Similar algorithms are being developed by our research team to detect a wide range of normal and abnormal brain wave patterns. These algorithms are applied to the detection of EEG patterns that occur during stroke, impending stroke, hypoxia, hypoglycemia, and other metabolic disorders that alter brain function. These algorithms will be incorporated in the same brain monitoring systems used to detect and predict seizures. The systems can be used in a variety of settings including special diagnostic and treatment units, intensive care units, emergency departments, postoperative recovery rooms, general care hospital beds, emergency vehicles, and even in the home.

Status of Development

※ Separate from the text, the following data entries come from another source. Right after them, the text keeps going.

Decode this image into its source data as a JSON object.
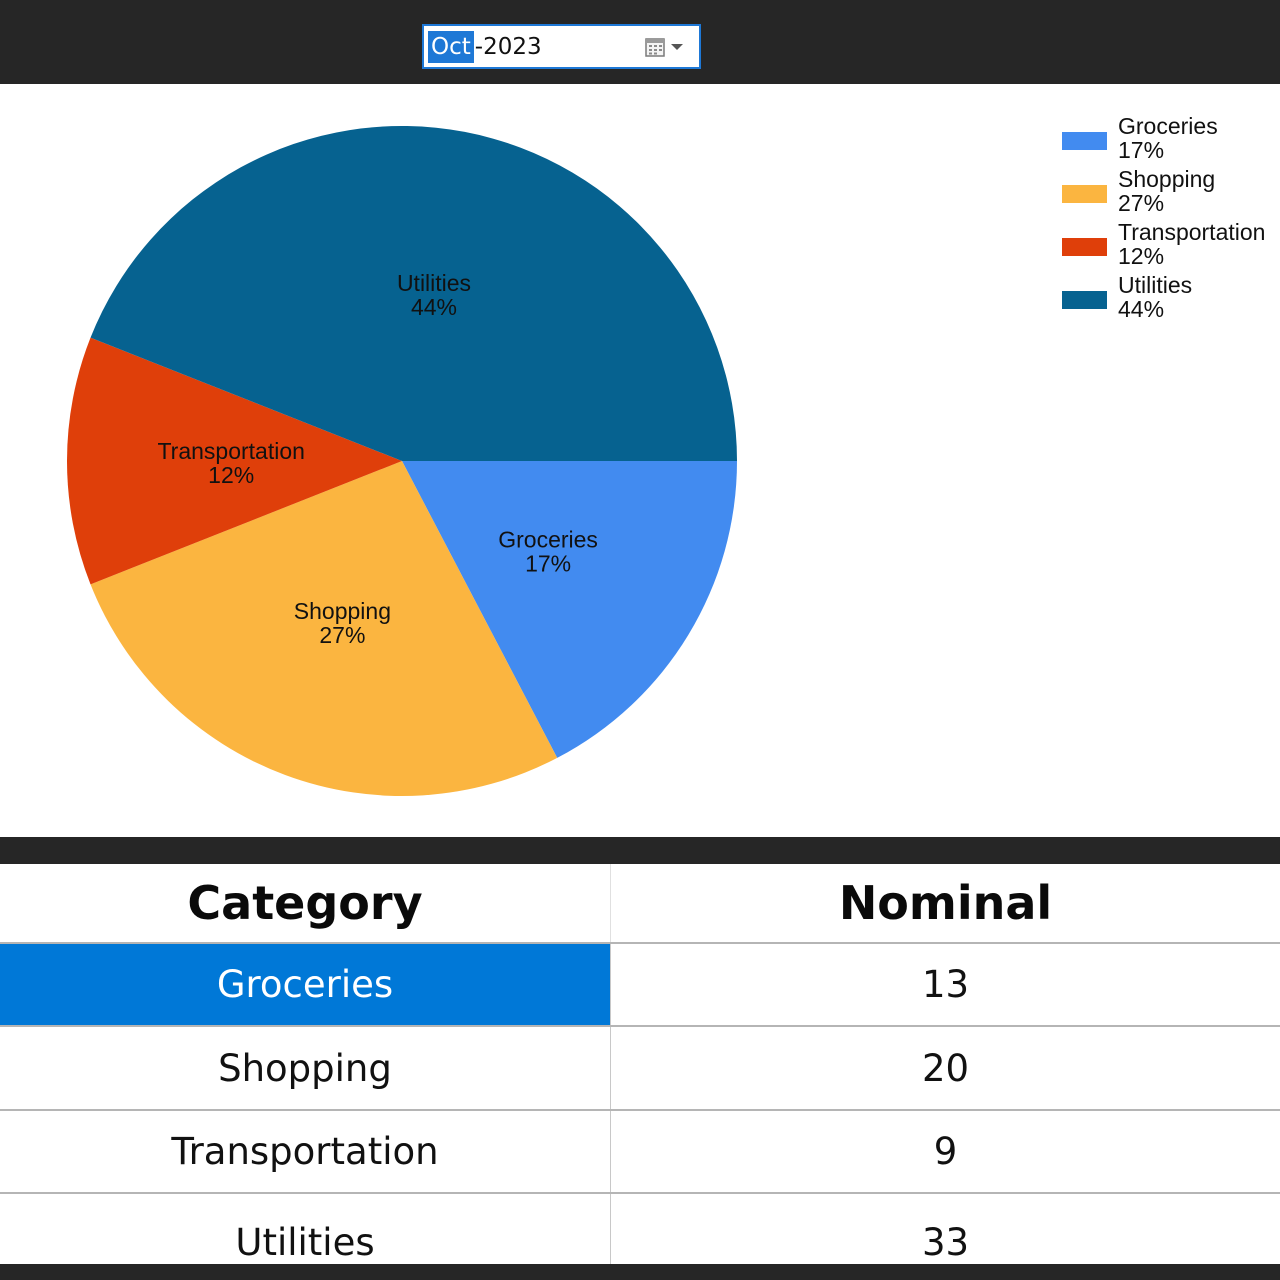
{
  "date_picker": {
    "month": "Oct",
    "rest": "-2023",
    "icons": [
      "calendar-icon",
      "chevron-down-icon"
    ]
  },
  "chart_data": {
    "type": "pie",
    "categories": [
      "Groceries",
      "Shopping",
      "Transportation",
      "Utilities"
    ],
    "values": [
      13,
      20,
      9,
      33
    ],
    "percent_labels": [
      "17%",
      "27%",
      "12%",
      "44%"
    ],
    "colors": [
      "#428bf0",
      "#fbb540",
      "#df3f0a",
      "#066290"
    ],
    "legend_position": "top-right",
    "title": "",
    "start_angle_deg": 0
  },
  "table": {
    "headers": [
      "Category",
      "Nominal"
    ],
    "rows": [
      {
        "category": "Groceries",
        "nominal": "13"
      },
      {
        "category": "Shopping",
        "nominal": "20"
      },
      {
        "category": "Transportation",
        "nominal": "9"
      },
      {
        "category": "Utilities",
        "nominal": "33"
      }
    ],
    "selected_index": 0,
    "selection_color": "#0078d7"
  }
}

Optima Neuroscience is nearing the completion of a clinical study demonstrating the high sensitivity and low false positive rate of our automated seizure detection algorithms. We are using a large sample of long-term EEG recordings and comparing the performance of our algorithm to commercially available products. Once cleared by the FDA, this technology will be available to EEG specialists as a software package to improve the efficiency of EEG review. Development is underway to design a clinically useful brain function monitor using the same core analysis techniques. Our unobtrusive, bedside monitor will enhance diagnostic capabilities, patient safety, and reduce personnel costs in hospitals. Designed for use in intensive care units, emergency rooms and epilepsy monitoring units, our portable stand alone monitor will increase the availability of EEG diagnostics. This system will record and monitor the brain’s electrical activity and provide critical brain function information, including seizure warning and detection. In later generations, the system will include alerts and detections of other threatening brain conditions such as ischemia (reduced blood supply and impending stroke), hypoglycemia, and hypoxia, as well as monitor the effects of treatment with drugs such as anticonvulsants, sedatives, and anesthetics. The brain monitoring system will include easy-to-use disposable electrode arrays to be placed on patients by nursing staff with minimal training.

References

1. Iasemidis LD, Zaveri HP, Sackellares JC, Williams WJ. Phase space analysis of EEG data in temporal lobe epilepsy. IEEE Engineering and Medicine & Biology Society 10th Annual International Conference; New Orleans. 1988(a).
2. Iasemidis LD, Zaveri HP, Sackellares JC, Williams WJ. Linear and nonlinear modeling of ECoG in temporal lobe epilepsy; 25th Annual Rocky Mountain Bioengineering Symposium; 1988(b). pp. 187–193. [PubMed]
3. Iasemidis LD, Sackellares JC, Zaveri HP, Williams WJ. Phase space topography of the electrocorticogram and the Lyapunov exponent in partial seizures. Brain Topogr. 1990;2:187–201. [PubMed]
4. Iasemidis LD, Sackellares JC. Long time scale temporo-spatial patterns of entrainment of preictal electrocorticographic data in human temporal lobe epilepsy. Epilepsia. 1990;31(5):621.
5. Iasemidis LD, Sackellares JC, Roper SN, Gilmore RL. An Automated Seizure Prediction Paradigm. Epilepsia. 1998;39 suppl 6:207.
6. Iasemidis LD, Principe JC, Sackellares JC. Measurement and Quantification of Spatiotemporal Dynamics of Human Epileptogenic Seizures. In: Akay M, editor. Nonlinear Signal Processing in Medicine. IEEE Press; 2000.
7. Iasemidis LD, Sackellares JC. Seizure warning and prediction. U.S. Patent. 6,304,775. 2001. Oct 16,
8. Iasemidis LD, Shiau DS, Chaowolitwongse W, Prasad A, Veeramani B, Sackellares JC, Pardalos PM, Carney PR, Tsakalis K. Adaptive Epileptic Seizure Prediction System. IEEE Transactions in Biomedical Engineering. 2003;15(5):616–627. [PubMed]
9. Iasemidis LD, Shiau DS, Pardalos PM, Chaovalitwongse W, Narayanan K, Prasad A, Tsakalis K, Carney PR, Sackellares JC. Long-Term Prospective On-Line Real-Time Seizure Prediction. Clinical Neurophysiology. 2005;116(3):532–544. [PubMed]
10. Sackellares JC, Shiau DS, Principe JC, Yang MCK, Dance LK, Suharitdamrong W, Chaovalitwongse W, Pardalos PM, Iasemidis LD. Predictability Analysis for an Automated Seizure Prediction Algorithm. Journal of Clinical Neurophysiology. 2006;23:509–520. [PubMed]
11. Sackellares JC, Shiau DS. System for Real Time Seizure Monitoring and Detection. U.S. provisional patent application. 2007